About this task
Retype the lines of the material below, exactly and only, from the one containing "Read all visible content and emit it as JSON." through the last line, with pictures left out.

Supplied records
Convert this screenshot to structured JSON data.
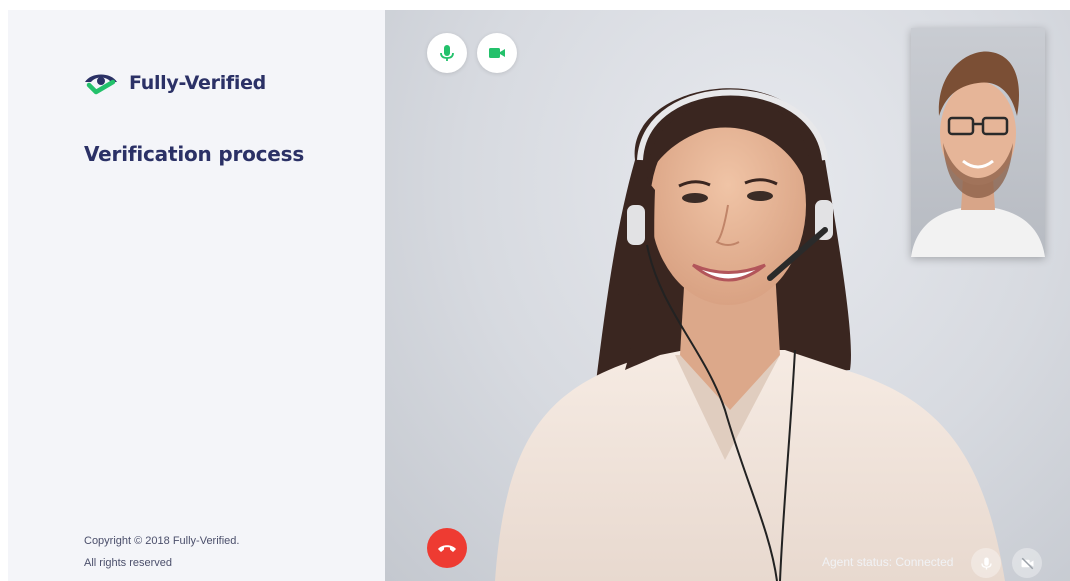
{
  "brand": {
    "name": "Fully-Verified",
    "logo_icon": "eye-check-icon",
    "primary_color": "#2b3166",
    "accent_color": "#23c16b"
  },
  "page": {
    "title": "Verification process"
  },
  "footer": {
    "copyright": "Copyright © 2018 Fully-Verified.",
    "rights": "All rights reserved"
  },
  "call": {
    "top_controls": [
      {
        "name": "microphone-button",
        "icon": "microphone-icon",
        "color": "#23c16b"
      },
      {
        "name": "camera-button",
        "icon": "video-camera-icon",
        "color": "#23c16b"
      }
    ],
    "hangup": {
      "icon": "phone-hangup-icon",
      "color": "#ee3b32"
    },
    "agent_status": "Agent status: Connected",
    "agent_controls": [
      {
        "name": "agent-microphone-indicator",
        "icon": "microphone-icon"
      },
      {
        "name": "agent-camera-off-indicator",
        "icon": "video-camera-off-icon"
      }
    ]
  }
}
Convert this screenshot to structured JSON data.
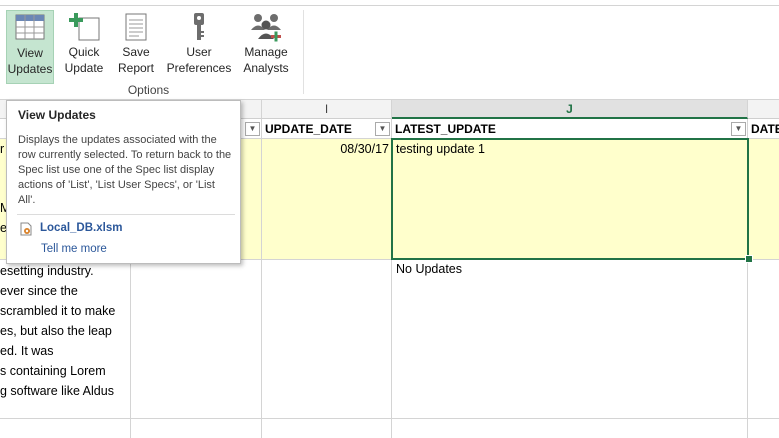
{
  "ribbon": {
    "buttons": [
      {
        "line1": "View",
        "line2": "Updates"
      },
      {
        "line1": "Quick",
        "line2": "Update"
      },
      {
        "line1": "Save",
        "line2": "Report"
      },
      {
        "line1": "User",
        "line2": "Preferences"
      },
      {
        "line1": "Manage",
        "line2": "Analysts"
      }
    ],
    "group_label": "Options"
  },
  "grid": {
    "columns": {
      "i": "I",
      "j": "J"
    },
    "headers": {
      "update_date": "UPDATE_DATE",
      "latest_update": "LATEST_UPDATE",
      "date_partial": "DATE"
    },
    "row1": {
      "update_date": "08/30/17",
      "latest_update": "testing update 1",
      "col_a_fragment1": "r",
      "col_a_fragment2": "M",
      "col_a_fragment3": "e"
    },
    "row2": {
      "latest_update": "No Updates"
    },
    "lorem_lines": [
      "esetting industry.",
      "ever since the",
      "scrambled it to make",
      "es, but also the leap",
      "ed. It was",
      "s containing Lorem",
      "g software like Aldus"
    ]
  },
  "tooltip": {
    "title": "View Updates",
    "body": "Displays the updates associated with the row currently selected. To return back to the Spec list use one of the Spec list display actions of 'List', 'List User Specs', or 'List All'.",
    "file": "Local_DB.xlsm",
    "tell_more": "Tell me more"
  },
  "colors": {
    "accent": "#217346",
    "highlight": "#ffffcc",
    "link": "#2b579a"
  }
}
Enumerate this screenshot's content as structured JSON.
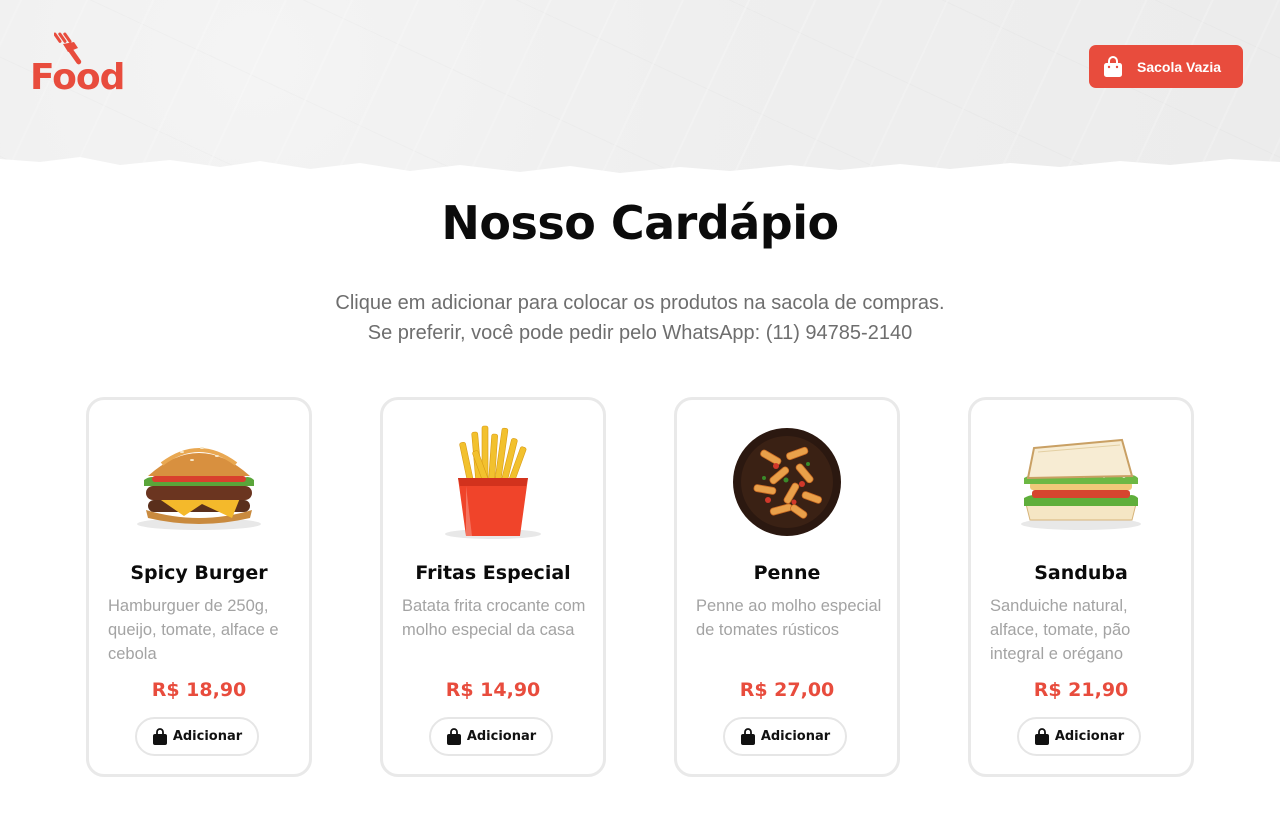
{
  "brand": {
    "logo_text": "Food",
    "accent_color": "#e84c3d"
  },
  "header": {
    "bag_button_label": "Sacola Vazia",
    "bag_icon": "shopping-bag-icon"
  },
  "main": {
    "title": "Nosso Cardápio",
    "subtitle_line1": "Clique em adicionar para colocar os produtos na sacola de compras.",
    "subtitle_line2": "Se preferir, você pode pedir pelo WhatsApp: (11) 94785-2140"
  },
  "products": [
    {
      "name": "Spicy Burger",
      "description": "Hamburguer de 250g, queijo, tomate, alface e cebola",
      "price": "R$ 18,90",
      "button_label": "Adicionar",
      "image": "burger-image"
    },
    {
      "name": "Fritas Especial",
      "description": "Batata frita crocante com molho especial da casa",
      "price": "R$ 14,90",
      "button_label": "Adicionar",
      "image": "fries-image"
    },
    {
      "name": "Penne",
      "description": "Penne ao molho especial de tomates rústicos",
      "price": "R$ 27,00",
      "button_label": "Adicionar",
      "image": "penne-image"
    },
    {
      "name": "Sanduba",
      "description": "Sanduiche natural, alface, tomate, pão integral e orégano",
      "price": "R$ 21,90",
      "button_label": "Adicionar",
      "image": "sandwich-image"
    }
  ]
}
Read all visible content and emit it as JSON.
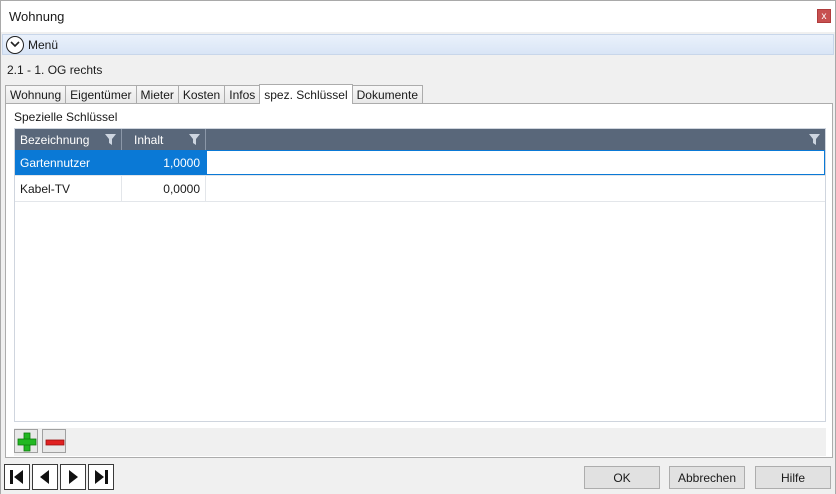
{
  "window": {
    "title": "Wohnung",
    "close_label": "x"
  },
  "menu": {
    "label": "Menü",
    "toggle_icon": "chevron-down-circle-icon"
  },
  "record_title": "2.1 - 1. OG rechts",
  "tabs": [
    {
      "label": "Wohnung",
      "active": false
    },
    {
      "label": "Eigentümer",
      "active": false
    },
    {
      "label": "Mieter",
      "active": false
    },
    {
      "label": "Kosten",
      "active": false
    },
    {
      "label": "Infos",
      "active": false
    },
    {
      "label": "spez. Schlüssel",
      "active": true
    },
    {
      "label": "Dokumente",
      "active": false
    }
  ],
  "panel": {
    "group_label": "Spezielle Schlüssel",
    "grid": {
      "columns": [
        {
          "label": "Bezeichnung",
          "filter_icon": "filter-icon"
        },
        {
          "label": "Inhalt",
          "filter_icon": "filter-icon"
        },
        {
          "label": "",
          "filter_icon": "filter-icon"
        }
      ],
      "rows": [
        {
          "bezeichnung": "Gartennutzer",
          "inhalt": "1,0000",
          "selected": true
        },
        {
          "bezeichnung": "Kabel-TV",
          "inhalt": "0,0000",
          "selected": false
        }
      ]
    },
    "tools": {
      "add_icon": "plus-icon",
      "remove_icon": "minus-icon"
    }
  },
  "navigation": {
    "first_icon": "first-record-icon",
    "prev_icon": "previous-record-icon",
    "next_icon": "next-record-icon",
    "last_icon": "last-record-icon"
  },
  "buttons": {
    "ok": "OK",
    "cancel": "Abbrechen",
    "help": "Hilfe"
  },
  "colors": {
    "grid_header": "#59677a",
    "selection": "#0a79d6",
    "menubar": "#dce7f7",
    "add": "#22b822",
    "remove": "#e02020"
  }
}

Your response
Read all visible content and emit it as JSON.
{
  "window": {
    "title": "Wohnung",
    "close_label": "x"
  },
  "menu": {
    "label": "Menü",
    "toggle_icon": "chevron-down-circle-icon"
  },
  "record_title": "2.1 - 1. OG rechts",
  "tabs": [
    {
      "label": "Wohnung",
      "active": false
    },
    {
      "label": "Eigentümer",
      "active": false
    },
    {
      "label": "Mieter",
      "active": false
    },
    {
      "label": "Kosten",
      "active": false
    },
    {
      "label": "Infos",
      "active": false
    },
    {
      "label": "spez. Schlüssel",
      "active": true
    },
    {
      "label": "Dokumente",
      "active": false
    }
  ],
  "panel": {
    "group_label": "Spezielle Schlüssel",
    "grid": {
      "columns": [
        {
          "label": "Bezeichnung",
          "filter_icon": "filter-icon"
        },
        {
          "label": "Inhalt",
          "filter_icon": "filter-icon"
        },
        {
          "label": "",
          "filter_icon": "filter-icon"
        }
      ],
      "rows": [
        {
          "bezeichnung": "Gartennutzer",
          "inhalt": "1,0000",
          "selected": true
        },
        {
          "bezeichnung": "Kabel-TV",
          "inhalt": "0,0000",
          "selected": false
        }
      ]
    },
    "tools": {
      "add_icon": "plus-icon",
      "remove_icon": "minus-icon"
    }
  },
  "navigation": {
    "first_icon": "first-record-icon",
    "prev_icon": "previous-record-icon",
    "next_icon": "next-record-icon",
    "last_icon": "last-record-icon"
  },
  "buttons": {
    "ok": "OK",
    "cancel": "Abbrechen",
    "help": "Hilfe"
  },
  "colors": {
    "grid_header": "#59677a",
    "selection": "#0a79d6",
    "menubar": "#dce7f7",
    "add": "#22b822",
    "remove": "#e02020"
  }
}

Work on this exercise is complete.